“We are seeking answers and justice for someone who was shot seven times by an FBI agent in his own home after hours of interrogation,” said Ali Kurnaz, a spokesman for the civil rights group.

Many things that happened that day don’t add up, Kurnaz said.

“Todashev was unarmed with any gun, knife, explosive or other deadly weapon,” the notice says. “Todashev did not pose a threat of serious bodily harm.”

The FBI did not immediately respond to a request for comment.

Officials who spoke to CNN after the shooting painted a different picture of what happened during the interrogation.

One law enforcement official said Todashev attacked the FBI agent with a broom handle, gashing his head before the agent opened fire. At the time, the official stressed that the shooting was justified and done in self-defense because the agent felt threatened.

A U.S. government official briefed on the investigation rebuffed the idea that Todashev wasn’t a threat – noting, for instance, that he could have taken the agent’s gun.

“He was armed. Maybe it wasn’t a weapon, but he had a long object,” the official said. And because of Todashev’s martial arts expertise, “he was a weapon himself.”

But from the outset, that argument didn’t add up to the Todashev family.

“My son was definitely unarmed, because he never had a gun,” father Abdulbaki Todashev told CNN in 2013. “He couldn’t attack them or fight them; he couldn’t do anything because even two men could easily handle him.”

The elder Todashev suggested his son may have been provoked. “If you question someone for eight hours, you can provoke him into anything,” he said.

Last year, Florida State Attorney Jeffrey Ashton said after an investigation the FBI agent’s actions were justified.

“(Todashev) went down, but he was not incapacitated. He came up again in an aggressive manner, and the officer then fired the second volley of three or four shots.
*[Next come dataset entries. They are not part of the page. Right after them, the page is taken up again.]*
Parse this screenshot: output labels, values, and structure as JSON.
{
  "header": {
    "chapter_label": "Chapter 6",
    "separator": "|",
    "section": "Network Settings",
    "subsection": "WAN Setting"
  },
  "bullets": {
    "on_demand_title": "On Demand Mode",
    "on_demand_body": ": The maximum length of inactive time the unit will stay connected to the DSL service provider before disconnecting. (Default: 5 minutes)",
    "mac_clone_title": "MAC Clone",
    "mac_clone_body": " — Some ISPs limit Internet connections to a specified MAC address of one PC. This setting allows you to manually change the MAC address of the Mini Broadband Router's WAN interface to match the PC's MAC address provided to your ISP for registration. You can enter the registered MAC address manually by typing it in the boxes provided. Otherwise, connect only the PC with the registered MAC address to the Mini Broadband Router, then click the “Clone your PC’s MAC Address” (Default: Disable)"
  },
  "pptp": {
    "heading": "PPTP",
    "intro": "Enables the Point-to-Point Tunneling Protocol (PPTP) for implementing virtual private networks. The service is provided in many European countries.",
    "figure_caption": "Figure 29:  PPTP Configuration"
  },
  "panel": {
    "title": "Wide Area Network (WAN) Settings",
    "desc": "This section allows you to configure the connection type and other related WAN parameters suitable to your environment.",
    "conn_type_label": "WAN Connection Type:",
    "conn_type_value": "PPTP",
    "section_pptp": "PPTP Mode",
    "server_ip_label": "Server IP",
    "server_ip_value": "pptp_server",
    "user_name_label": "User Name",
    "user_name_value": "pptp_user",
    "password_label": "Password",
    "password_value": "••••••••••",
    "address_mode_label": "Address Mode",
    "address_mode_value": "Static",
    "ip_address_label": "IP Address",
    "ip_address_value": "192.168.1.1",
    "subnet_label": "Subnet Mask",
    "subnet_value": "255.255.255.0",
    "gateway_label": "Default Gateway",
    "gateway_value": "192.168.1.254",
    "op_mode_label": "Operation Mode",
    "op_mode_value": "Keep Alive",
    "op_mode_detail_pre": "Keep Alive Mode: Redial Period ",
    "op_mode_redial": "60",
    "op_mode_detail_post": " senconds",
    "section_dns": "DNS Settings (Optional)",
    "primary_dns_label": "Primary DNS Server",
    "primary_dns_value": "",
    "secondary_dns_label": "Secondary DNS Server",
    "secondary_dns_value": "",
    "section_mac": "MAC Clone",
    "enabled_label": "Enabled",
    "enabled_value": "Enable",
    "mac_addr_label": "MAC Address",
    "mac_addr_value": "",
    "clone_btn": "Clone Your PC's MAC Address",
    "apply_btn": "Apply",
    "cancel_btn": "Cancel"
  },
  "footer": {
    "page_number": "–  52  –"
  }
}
Which at that point essentially incapacitated Mr. Todashev,” Ashton said.

“It would seem almost superhuman, but everything that we have learned in the investigation would show an individual who has a great deal of tolerance of pain and would more or less fight beyond it.

“It seemed to me that if the goal was to get away, he could have gone out that back door and gotten away instead of going towards the officers.”

CNN’s Susan Candiotti, Evan Perez, Phil Black and Carol Cratty contributed to this report.